**What is being asked:** Retype each entry. Leave every word as it is.

**Available records:**

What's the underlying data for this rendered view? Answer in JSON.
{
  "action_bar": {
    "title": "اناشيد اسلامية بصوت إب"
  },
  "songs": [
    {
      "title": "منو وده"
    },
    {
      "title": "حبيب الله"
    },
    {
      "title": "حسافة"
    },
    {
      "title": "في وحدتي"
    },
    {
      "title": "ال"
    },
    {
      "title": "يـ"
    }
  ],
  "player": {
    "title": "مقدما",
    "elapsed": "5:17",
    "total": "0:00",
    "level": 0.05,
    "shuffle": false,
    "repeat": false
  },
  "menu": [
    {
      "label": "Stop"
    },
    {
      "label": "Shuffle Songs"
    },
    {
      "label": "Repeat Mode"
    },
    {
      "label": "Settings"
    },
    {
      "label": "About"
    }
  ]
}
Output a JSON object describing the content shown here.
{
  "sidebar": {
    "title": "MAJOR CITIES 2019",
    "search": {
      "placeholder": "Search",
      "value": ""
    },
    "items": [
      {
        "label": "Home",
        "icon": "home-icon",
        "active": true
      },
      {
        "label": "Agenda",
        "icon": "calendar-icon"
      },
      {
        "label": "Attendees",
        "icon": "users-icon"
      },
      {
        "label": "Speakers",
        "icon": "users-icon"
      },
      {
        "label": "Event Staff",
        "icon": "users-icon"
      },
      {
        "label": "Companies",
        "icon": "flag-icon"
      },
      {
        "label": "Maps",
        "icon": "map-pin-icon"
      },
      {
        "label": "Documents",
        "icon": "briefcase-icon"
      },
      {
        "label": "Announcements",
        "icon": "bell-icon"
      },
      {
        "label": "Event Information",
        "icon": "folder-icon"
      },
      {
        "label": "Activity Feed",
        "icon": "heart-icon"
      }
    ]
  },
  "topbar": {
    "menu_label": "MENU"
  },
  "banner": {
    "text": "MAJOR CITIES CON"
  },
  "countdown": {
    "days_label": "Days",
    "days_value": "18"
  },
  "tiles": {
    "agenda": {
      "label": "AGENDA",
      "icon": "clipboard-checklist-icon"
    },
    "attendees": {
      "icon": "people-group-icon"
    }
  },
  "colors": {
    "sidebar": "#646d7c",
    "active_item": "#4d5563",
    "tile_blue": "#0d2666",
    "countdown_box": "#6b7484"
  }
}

**Response:**
What's the underlying data for this rendered view? Answer in JSON.
{
  "action_bar": {
    "title": "اناشيد اسلامية بصوت إب"
  },
  "songs": [
    {
      "title": "منو وده"
    },
    {
      "title": "حبيب الله"
    },
    {
      "title": "حسافة"
    },
    {
      "title": "في وحدتي"
    },
    {
      "title": "ال"
    },
    {
      "title": "يـ"
    }
  ],
  "player": {
    "title": "مقدما",
    "elapsed": "5:17",
    "total": "0:00",
    "level": 0.05,
    "shuffle": false,
    "repeat": false
  },
  "menu": [
    {
      "label": "Stop"
    },
    {
      "label": "Shuffle Songs"
    },
    {
      "label": "Repeat Mode"
    },
    {
      "label": "Settings"
    },
    {
      "label": "About"
    }
  ]
}
Output a JSON object describing the content shown here.
{
  "sidebar": {
    "title": "MAJOR CITIES 2019",
    "search": {
      "placeholder": "Search",
      "value": ""
    },
    "items": [
      {
        "label": "Home",
        "icon": "home-icon",
        "active": true
      },
      {
        "label": "Agenda",
        "icon": "calendar-icon"
      },
      {
        "label": "Attendees",
        "icon": "users-icon"
      },
      {
        "label": "Speakers",
        "icon": "users-icon"
      },
      {
        "label": "Event Staff",
        "icon": "users-icon"
      },
      {
        "label": "Companies",
        "icon": "flag-icon"
      },
      {
        "label": "Maps",
        "icon": "map-pin-icon"
      },
      {
        "label": "Documents",
        "icon": "briefcase-icon"
      },
      {
        "label": "Announcements",
        "icon": "bell-icon"
      },
      {
        "label": "Event Information",
        "icon": "folder-icon"
      },
      {
        "label": "Activity Feed",
        "icon": "heart-icon"
      }
    ]
  },
  "topbar": {
    "menu_label": "MENU"
  },
  "banner": {
    "text": "MAJOR CITIES CON"
  },
  "countdown": {
    "days_label": "Days",
    "days_value": "18"
  },
  "tiles": {
    "agenda": {
      "label": "AGENDA",
      "icon": "clipboard-checklist-icon"
    },
    "attendees": {
      "icon": "people-group-icon"
    }
  },
  "colors": {
    "sidebar": "#646d7c",
    "active_item": "#4d5563",
    "tile_blue": "#0d2666",
    "countdown_box": "#6b7484"
  }
}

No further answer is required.